A FRET-based competition assay was developed to characterize antagonists of Mcl-1. The assay is based on the ability of antagonist molecules to compete with the biotin labeled BH3 peptide, BAK, for binding to His-tagged Mcl-1. TR-FRET is a proximity-based detection method that requires a donor label, Europium (Eu-W1024-Anti-6×-His) and an acceptor label, APC (streptavidin-APC). In the absence of a competitive small molecule, the His-Mcl-1 fusion protein binds specifically to its natural ligand BAK, or in the context of this assay, to B-BAK (Biotin-LC-LC-PSSTMGQVGRQLAIIGDDINRRYDSE-OH, Anaspec, Inc.). The subsequent addition of donor and acceptor labeled complexes results in Europium (via the anti-His:His-Mcl-1 interaction) and APC (via the Streptavidin:Biotin interaction) coming into proximity allowing fluorescence energy transfer. The FRET buffer used for all experiments was 10 mM Tris-HCl (pH 7.4), 150 mM NaCl, 3.4 mM EDTA, and 0.005% Tween 20. The Mut-BAK (Biotin-LC-LC-PSSTMGQVGRQAAIIGDDINRRYDSE-OH, Anaspec, Inc.) peptide containing an L78A substitution, which eliminates Mcl-1 binding, serves as a control for buffer effects and nonspecific binding contributions to the signal. His-tagged Mcl-1 (12.5 nM, final) was pre-incubated for 30 min with test compound (80 μM-0.037 μM; 3-fold serial dilution) and a master mix was then added containing B-BAK (20 nM, final), Eu-W1024-Anti-6×-His (1 nM, final) and Streptavidin Surelight-APC (25 nM, final) and incubated for 1 h. Data were collected using the PerkinElmer EnVision 2103 Multilabel Reader using excitation and emission filters Europium 615 nM and APC 665 nM, respectively, and the optical module Lance Eu/APC Dual 452.
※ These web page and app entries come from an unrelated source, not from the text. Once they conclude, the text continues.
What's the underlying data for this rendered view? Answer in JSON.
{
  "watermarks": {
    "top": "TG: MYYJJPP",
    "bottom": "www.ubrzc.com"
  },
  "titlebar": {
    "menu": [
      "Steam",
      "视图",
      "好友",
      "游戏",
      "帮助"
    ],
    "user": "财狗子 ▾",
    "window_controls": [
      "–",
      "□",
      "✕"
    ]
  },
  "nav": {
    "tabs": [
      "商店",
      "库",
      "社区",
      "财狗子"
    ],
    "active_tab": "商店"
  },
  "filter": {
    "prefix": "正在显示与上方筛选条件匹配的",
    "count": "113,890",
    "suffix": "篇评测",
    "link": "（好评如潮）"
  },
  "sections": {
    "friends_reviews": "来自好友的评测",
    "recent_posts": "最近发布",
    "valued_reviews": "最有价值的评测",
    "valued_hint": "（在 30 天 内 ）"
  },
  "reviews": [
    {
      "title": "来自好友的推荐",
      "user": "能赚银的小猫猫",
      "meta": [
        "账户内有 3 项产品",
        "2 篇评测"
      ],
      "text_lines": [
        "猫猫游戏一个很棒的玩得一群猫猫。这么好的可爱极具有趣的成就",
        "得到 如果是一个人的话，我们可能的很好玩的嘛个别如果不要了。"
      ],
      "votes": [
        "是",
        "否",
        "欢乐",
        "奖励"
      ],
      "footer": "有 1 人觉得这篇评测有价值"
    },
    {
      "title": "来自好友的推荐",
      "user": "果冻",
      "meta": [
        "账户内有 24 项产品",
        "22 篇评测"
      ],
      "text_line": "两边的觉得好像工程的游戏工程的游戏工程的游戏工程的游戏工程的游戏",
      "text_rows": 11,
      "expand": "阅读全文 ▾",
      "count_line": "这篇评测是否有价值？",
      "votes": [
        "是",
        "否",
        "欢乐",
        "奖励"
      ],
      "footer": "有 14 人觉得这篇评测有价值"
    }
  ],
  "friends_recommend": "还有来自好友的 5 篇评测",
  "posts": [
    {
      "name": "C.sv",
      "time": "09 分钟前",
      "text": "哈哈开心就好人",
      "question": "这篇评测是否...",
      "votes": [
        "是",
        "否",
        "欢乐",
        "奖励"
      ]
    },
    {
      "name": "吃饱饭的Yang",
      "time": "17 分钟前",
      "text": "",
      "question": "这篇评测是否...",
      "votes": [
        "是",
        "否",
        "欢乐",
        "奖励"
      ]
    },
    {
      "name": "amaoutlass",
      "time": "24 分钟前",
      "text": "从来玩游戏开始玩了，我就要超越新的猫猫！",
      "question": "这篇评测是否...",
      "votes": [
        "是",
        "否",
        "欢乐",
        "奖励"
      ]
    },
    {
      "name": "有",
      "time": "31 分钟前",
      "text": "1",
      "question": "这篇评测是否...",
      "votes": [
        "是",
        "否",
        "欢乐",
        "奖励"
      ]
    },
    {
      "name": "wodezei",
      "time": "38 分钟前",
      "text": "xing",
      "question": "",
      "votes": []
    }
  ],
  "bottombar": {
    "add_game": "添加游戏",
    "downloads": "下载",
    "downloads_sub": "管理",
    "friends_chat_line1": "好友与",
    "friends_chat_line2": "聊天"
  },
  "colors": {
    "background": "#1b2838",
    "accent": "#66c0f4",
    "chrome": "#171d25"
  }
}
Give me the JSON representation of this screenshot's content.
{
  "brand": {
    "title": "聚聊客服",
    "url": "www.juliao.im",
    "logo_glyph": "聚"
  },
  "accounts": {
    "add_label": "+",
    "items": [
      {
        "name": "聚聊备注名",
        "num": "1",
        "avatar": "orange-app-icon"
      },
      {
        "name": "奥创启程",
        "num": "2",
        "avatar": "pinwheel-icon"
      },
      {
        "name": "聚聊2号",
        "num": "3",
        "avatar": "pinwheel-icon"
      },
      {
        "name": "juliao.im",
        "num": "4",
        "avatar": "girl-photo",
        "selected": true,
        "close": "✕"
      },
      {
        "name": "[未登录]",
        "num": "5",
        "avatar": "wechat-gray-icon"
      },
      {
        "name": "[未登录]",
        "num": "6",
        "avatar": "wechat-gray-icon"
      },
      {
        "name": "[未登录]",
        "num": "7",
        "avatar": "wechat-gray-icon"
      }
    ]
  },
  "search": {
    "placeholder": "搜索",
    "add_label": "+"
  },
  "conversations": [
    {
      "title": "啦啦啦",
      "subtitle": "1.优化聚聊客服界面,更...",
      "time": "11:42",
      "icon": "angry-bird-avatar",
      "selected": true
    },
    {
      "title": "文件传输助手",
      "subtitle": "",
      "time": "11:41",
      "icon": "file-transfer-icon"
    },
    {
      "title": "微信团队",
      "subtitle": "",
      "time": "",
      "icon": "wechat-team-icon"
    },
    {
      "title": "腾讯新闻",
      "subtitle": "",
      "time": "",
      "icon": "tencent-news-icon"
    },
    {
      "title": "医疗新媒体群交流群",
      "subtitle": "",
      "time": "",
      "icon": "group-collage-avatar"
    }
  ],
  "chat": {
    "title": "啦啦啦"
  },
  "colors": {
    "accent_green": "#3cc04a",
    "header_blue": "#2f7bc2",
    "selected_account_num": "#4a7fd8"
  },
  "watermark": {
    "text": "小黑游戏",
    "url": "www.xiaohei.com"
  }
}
The Cryptosphaeria strain in this study was isolated as part of a shipboard operation in the Bahamas in 1996. Ship time was provided by NSF funding under grant CHE93-22776 (to J. R. Pawlik, UNCW). This university-industry collaborative research is a result of financial support from the NIH under NCI grant (NCDDG) 5U19CA52955.